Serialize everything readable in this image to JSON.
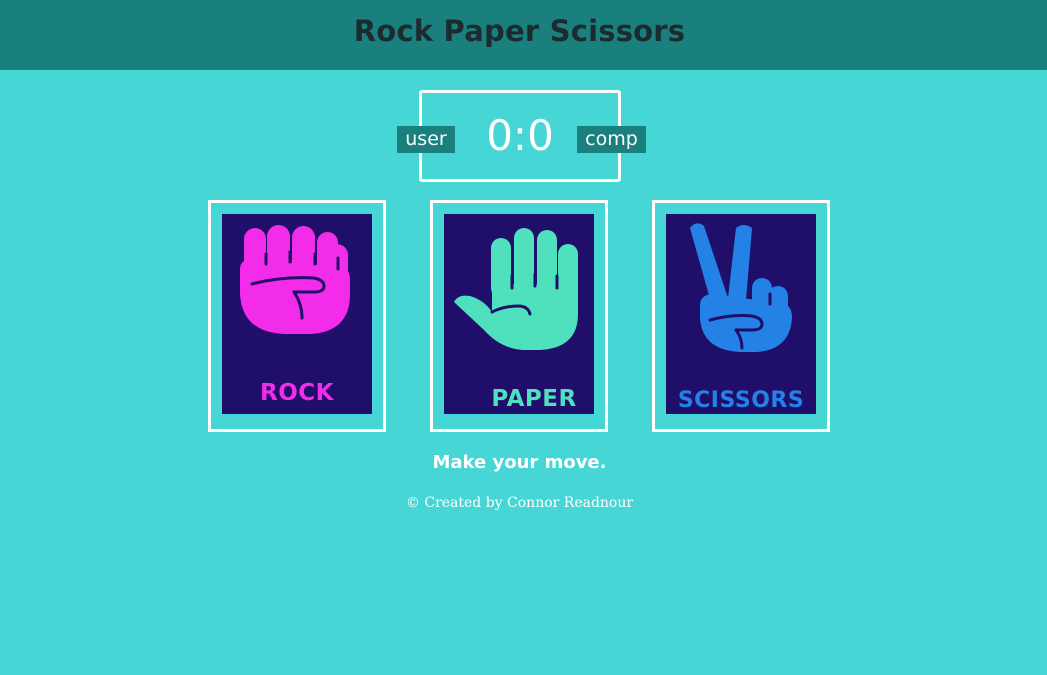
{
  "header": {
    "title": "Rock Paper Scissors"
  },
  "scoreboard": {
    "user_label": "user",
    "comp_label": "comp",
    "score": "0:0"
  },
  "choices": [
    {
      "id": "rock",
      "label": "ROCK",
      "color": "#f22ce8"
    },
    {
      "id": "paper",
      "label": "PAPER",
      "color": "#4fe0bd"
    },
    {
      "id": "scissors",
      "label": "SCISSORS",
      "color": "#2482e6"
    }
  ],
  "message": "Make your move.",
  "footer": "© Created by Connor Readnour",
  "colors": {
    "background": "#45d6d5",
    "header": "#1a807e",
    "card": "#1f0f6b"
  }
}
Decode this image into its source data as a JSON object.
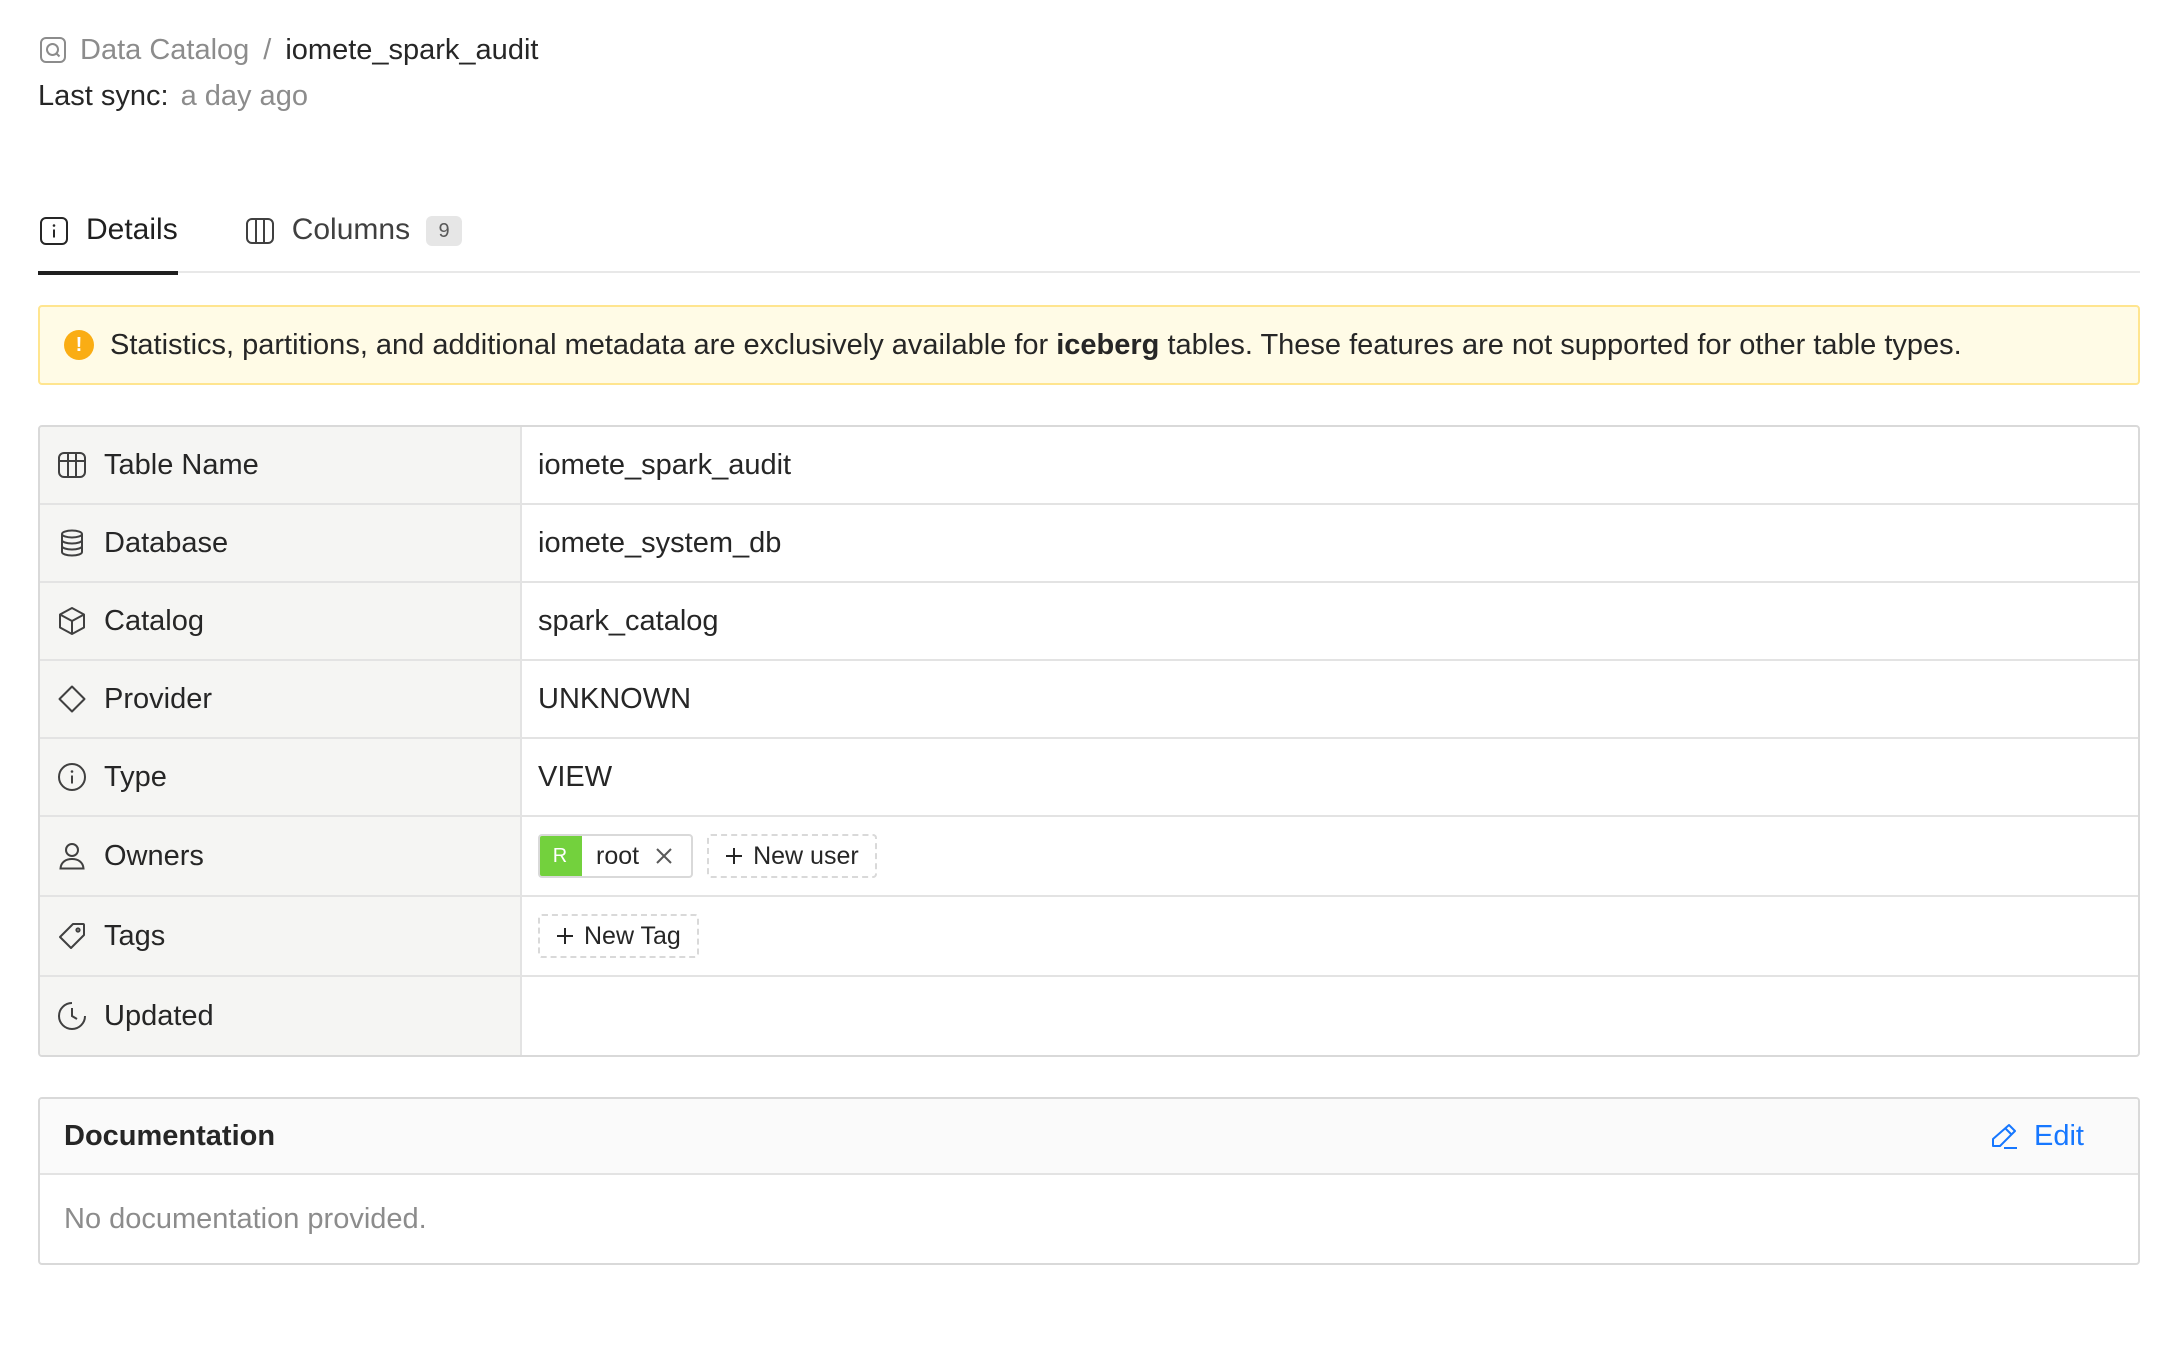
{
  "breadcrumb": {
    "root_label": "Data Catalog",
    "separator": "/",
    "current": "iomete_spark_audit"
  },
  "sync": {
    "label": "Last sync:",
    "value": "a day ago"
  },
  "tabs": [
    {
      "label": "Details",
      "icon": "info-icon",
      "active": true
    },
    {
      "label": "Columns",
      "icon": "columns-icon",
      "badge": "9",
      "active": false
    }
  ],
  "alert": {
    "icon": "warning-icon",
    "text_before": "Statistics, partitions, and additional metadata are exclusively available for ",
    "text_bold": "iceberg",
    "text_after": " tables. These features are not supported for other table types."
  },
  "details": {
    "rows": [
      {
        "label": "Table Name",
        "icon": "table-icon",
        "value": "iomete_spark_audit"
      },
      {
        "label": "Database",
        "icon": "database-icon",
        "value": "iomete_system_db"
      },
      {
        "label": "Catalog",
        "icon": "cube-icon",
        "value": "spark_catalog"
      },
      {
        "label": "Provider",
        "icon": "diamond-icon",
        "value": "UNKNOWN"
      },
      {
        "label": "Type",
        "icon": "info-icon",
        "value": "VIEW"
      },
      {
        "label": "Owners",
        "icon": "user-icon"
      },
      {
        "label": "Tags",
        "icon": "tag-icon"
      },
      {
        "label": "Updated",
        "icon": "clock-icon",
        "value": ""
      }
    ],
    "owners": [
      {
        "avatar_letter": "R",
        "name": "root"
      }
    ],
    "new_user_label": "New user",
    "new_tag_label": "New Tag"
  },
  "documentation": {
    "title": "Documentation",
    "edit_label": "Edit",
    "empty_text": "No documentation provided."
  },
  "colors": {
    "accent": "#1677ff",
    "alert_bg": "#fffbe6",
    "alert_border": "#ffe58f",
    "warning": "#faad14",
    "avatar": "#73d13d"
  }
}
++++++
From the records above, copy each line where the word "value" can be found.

**TASK SOLUTION:**
    "value": "a day ago"
        "value": "iomete_spark_audit"
        "value": "iomete_system_db"
        "value": "spark_catalog"
        "value": "UNKNOWN"
        "value": "VIEW"
        "value": ""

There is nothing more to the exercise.